                                            // not usable in constant expressions

extern Swim dc;
extern Swim& trident;

constexpr auto& sandeno   = typeid(dc);         // ok: can only be typeid(Swim)
constexpr auto& gallagher = typeid(trident);    // error: constexpr-unknown dynamic type
  • end example]

Add a note to [expr.const]/11 to make it clear that these are not permitted results:

11 An entity is a permitted result of a constant expression if it is an object with static storage duration that either is not a temporary object or is a temporary object whose value satisfies the above constraints, or if it is a non-immediate function. [ Note: A glvalue core constant expression that either refers to or points to an unspecified object is not a constant expression. - end note]

4 Acknowledgments

Thanks to Daveed Vandevoorde for the encouragement and help. Thanks to Richard Smith for carefully describing the correct rule on the reflector and helping provide further examples and wording. Thanks to Michael Park for pointing out the issue to me, Tim Song for explaining it, and Jonathan Wakely for suggesting I pursue it.

5 References

[P0847R7] Barry Revzin, Gašper Ažman, Sy Brand, Ben Deane. 2021-07-14. Deducing this.

[P2280R0] Barry Revzin. 2021-01-13. Using unknown references in constant expressions.

[P2280R1] Barry Revzin. 2021-02-15. Using unknown references in constant expressions.

[P2280R2] Barry Revzin. 2021-05-15. Using unknown references in constant expressions.

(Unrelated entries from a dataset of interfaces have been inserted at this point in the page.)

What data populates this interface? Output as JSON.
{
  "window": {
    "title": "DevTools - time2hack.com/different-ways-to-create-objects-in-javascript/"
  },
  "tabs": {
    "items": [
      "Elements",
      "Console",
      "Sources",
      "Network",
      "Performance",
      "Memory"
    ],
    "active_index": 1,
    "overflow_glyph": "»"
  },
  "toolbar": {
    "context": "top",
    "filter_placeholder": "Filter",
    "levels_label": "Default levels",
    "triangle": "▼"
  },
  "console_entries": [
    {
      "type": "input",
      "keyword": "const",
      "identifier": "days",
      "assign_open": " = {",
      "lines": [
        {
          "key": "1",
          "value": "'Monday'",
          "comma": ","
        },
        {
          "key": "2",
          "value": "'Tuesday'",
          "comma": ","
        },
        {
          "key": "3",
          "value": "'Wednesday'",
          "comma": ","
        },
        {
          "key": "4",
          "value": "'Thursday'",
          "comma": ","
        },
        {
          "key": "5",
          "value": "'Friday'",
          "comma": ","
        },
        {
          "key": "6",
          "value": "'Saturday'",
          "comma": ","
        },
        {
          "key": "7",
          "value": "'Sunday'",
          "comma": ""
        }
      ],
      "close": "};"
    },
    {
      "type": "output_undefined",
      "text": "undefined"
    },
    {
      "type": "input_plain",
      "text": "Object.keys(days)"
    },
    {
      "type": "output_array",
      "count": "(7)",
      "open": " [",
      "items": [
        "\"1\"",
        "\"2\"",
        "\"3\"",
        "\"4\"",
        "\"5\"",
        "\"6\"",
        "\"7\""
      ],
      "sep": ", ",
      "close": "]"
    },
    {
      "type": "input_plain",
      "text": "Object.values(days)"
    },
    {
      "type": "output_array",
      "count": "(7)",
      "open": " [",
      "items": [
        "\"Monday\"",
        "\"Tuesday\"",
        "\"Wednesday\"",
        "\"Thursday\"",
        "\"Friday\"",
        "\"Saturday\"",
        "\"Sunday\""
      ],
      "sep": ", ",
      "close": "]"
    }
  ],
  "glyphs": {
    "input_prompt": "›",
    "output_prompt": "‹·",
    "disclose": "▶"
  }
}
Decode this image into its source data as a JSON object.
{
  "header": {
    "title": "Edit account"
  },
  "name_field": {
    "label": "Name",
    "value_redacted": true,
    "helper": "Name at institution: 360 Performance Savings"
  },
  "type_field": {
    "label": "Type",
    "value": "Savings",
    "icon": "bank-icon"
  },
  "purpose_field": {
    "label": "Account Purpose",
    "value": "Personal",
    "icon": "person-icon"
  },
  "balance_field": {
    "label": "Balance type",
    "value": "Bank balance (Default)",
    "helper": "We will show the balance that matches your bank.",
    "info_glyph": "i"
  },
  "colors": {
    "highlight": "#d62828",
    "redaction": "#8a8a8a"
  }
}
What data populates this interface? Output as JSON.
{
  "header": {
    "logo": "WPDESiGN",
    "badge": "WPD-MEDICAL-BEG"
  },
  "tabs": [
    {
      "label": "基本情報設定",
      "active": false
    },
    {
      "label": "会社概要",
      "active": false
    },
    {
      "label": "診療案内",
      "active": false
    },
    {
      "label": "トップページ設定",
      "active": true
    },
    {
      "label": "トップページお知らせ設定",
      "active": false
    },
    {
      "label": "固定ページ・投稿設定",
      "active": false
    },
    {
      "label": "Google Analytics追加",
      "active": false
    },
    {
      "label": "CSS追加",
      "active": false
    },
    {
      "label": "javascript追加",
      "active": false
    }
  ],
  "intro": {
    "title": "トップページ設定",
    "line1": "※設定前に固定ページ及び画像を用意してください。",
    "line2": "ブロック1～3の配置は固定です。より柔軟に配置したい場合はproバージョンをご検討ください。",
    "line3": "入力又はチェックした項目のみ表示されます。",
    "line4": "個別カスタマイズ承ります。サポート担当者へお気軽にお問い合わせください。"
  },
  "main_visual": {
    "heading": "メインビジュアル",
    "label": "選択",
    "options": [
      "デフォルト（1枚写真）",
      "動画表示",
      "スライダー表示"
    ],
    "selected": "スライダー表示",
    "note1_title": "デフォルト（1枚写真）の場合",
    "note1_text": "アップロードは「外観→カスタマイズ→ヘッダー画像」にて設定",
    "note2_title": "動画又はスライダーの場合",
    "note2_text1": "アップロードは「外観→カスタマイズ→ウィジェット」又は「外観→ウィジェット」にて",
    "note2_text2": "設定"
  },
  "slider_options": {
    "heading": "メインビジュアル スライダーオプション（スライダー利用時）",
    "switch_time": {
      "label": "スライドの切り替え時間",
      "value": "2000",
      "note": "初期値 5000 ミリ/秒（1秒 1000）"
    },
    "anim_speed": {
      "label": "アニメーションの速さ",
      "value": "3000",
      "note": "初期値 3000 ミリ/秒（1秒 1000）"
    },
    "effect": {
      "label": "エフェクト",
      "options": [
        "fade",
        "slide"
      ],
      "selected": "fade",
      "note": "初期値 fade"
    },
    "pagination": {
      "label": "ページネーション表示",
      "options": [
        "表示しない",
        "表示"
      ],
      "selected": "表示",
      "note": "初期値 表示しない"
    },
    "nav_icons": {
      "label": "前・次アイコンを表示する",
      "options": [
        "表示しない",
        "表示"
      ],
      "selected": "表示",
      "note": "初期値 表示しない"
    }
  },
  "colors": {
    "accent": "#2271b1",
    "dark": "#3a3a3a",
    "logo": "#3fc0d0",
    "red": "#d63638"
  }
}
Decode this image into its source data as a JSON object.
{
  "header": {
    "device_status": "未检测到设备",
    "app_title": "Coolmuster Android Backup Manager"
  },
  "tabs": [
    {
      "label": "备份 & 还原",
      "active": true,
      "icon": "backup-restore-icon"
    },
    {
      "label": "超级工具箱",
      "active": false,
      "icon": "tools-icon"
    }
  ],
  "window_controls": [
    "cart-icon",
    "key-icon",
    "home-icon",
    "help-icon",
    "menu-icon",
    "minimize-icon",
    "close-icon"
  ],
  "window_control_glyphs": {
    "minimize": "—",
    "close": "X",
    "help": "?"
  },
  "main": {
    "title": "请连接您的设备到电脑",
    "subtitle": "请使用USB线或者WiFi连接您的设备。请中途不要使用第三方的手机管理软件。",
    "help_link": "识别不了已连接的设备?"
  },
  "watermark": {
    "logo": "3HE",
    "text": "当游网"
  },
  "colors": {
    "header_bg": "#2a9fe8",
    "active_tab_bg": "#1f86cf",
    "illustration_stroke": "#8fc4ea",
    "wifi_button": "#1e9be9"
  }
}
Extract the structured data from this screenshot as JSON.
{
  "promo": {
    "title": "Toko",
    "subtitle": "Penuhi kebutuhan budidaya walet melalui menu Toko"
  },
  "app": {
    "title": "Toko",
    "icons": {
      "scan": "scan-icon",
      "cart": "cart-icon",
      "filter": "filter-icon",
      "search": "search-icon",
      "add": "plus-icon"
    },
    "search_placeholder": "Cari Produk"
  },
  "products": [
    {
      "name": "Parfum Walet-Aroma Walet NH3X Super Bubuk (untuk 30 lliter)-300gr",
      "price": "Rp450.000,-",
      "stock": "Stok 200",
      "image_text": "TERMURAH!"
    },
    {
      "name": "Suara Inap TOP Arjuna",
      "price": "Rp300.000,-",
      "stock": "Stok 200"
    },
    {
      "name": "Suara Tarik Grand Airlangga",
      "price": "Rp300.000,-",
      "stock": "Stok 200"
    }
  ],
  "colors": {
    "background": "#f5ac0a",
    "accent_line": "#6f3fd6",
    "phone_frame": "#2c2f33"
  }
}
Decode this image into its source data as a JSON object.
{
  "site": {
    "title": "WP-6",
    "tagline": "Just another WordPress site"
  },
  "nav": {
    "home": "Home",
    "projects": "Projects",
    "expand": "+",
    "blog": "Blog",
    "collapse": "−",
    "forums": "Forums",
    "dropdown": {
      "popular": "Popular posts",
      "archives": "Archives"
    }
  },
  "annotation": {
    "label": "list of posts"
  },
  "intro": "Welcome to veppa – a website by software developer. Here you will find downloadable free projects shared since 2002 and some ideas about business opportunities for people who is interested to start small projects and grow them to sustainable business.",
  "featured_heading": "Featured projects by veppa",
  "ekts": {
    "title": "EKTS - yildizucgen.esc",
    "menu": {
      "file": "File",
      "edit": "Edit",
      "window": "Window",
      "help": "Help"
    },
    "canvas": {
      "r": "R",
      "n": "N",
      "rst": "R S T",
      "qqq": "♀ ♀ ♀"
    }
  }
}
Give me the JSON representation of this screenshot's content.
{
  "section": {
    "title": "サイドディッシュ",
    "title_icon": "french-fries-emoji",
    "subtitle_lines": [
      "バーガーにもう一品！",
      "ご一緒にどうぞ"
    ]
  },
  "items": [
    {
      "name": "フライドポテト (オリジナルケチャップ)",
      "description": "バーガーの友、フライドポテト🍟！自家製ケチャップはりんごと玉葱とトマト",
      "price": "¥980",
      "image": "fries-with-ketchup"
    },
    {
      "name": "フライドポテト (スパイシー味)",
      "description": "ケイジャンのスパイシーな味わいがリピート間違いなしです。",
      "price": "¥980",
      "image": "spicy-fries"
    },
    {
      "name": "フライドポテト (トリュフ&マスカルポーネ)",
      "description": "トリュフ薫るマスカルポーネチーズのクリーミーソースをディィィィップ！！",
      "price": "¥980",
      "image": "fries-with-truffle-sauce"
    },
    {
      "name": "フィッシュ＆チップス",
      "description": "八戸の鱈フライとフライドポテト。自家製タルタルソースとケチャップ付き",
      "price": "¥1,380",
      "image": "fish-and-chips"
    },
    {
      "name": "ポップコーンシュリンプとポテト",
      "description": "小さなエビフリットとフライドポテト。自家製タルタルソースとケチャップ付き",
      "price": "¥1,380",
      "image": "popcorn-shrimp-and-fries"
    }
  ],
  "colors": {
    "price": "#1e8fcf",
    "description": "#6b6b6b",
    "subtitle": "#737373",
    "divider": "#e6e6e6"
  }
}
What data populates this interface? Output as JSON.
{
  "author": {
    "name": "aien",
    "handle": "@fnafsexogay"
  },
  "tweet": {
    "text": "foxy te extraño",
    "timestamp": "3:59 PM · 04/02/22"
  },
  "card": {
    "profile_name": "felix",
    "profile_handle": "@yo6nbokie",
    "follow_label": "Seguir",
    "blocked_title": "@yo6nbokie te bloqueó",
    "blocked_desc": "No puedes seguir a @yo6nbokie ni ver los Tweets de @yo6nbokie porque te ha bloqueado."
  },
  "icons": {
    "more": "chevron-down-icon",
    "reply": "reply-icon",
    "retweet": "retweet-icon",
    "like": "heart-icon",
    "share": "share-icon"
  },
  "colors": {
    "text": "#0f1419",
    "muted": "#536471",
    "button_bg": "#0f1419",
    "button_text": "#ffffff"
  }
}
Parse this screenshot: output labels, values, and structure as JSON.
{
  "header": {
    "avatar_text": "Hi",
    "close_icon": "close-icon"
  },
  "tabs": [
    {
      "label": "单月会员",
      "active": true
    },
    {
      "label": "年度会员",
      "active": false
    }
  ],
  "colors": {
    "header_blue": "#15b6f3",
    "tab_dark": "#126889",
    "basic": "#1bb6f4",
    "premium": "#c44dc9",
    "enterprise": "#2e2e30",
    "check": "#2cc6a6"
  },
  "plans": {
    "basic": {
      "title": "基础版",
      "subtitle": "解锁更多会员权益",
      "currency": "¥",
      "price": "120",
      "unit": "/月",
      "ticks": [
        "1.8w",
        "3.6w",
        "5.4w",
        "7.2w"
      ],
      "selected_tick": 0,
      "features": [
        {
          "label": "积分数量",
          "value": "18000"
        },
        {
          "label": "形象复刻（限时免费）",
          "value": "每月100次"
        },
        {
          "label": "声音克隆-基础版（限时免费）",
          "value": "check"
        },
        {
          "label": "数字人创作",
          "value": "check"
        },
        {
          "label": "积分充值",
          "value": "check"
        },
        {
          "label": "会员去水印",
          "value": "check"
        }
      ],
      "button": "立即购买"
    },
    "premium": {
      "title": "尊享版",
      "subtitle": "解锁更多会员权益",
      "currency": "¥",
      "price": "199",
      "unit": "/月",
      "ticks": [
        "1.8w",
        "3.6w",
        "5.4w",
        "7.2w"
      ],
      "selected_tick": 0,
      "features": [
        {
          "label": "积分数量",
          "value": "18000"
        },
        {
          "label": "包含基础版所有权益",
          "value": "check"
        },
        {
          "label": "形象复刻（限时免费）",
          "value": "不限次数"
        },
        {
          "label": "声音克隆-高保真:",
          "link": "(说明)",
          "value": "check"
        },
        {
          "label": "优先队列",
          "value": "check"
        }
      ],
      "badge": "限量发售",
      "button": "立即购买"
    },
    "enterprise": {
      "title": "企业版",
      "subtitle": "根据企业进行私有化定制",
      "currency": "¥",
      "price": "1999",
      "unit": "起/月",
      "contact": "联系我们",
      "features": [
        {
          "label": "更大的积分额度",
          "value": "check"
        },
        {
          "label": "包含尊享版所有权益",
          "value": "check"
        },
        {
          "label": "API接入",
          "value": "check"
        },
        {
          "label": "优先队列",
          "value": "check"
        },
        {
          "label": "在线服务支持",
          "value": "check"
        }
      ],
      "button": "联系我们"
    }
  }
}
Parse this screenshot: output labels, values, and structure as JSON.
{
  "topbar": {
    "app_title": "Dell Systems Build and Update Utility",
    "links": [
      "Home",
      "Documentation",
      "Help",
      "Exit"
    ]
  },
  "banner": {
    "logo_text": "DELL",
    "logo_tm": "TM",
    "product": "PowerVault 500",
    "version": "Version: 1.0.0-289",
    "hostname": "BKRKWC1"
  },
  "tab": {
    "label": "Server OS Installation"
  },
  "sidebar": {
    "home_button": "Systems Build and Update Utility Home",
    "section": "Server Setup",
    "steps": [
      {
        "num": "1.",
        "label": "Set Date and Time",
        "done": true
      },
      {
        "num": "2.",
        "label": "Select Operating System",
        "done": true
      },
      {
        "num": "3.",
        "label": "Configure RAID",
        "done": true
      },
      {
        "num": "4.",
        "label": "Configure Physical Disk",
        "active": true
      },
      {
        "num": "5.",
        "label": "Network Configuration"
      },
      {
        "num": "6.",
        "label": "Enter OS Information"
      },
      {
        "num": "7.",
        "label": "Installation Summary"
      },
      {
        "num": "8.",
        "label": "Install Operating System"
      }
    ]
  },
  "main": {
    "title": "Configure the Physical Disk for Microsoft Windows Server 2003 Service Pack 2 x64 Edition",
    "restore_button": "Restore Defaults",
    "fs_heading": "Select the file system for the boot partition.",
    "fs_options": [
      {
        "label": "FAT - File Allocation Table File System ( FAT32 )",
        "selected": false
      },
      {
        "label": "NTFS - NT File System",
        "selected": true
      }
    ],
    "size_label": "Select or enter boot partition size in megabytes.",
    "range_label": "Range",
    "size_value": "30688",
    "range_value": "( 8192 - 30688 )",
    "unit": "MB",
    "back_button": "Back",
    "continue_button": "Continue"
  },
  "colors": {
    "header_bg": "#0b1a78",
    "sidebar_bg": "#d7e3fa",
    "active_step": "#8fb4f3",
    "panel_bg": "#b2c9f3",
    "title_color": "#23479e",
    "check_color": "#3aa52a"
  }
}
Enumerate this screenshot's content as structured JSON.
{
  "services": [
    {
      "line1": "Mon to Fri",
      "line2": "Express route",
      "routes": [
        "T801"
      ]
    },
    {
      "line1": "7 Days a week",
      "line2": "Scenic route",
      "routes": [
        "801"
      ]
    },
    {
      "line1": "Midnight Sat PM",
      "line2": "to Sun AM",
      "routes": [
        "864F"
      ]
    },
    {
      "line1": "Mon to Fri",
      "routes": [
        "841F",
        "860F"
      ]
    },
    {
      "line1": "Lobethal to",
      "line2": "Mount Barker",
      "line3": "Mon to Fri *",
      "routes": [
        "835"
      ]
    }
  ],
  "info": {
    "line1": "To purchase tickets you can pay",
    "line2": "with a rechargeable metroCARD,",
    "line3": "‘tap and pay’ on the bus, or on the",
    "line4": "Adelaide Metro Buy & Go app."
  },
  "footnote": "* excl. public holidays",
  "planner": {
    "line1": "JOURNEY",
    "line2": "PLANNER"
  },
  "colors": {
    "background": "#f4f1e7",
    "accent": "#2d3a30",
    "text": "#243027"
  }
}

[P2280R3] Barry Revzin. 2021-08-18. Using unknown references in constant expressions.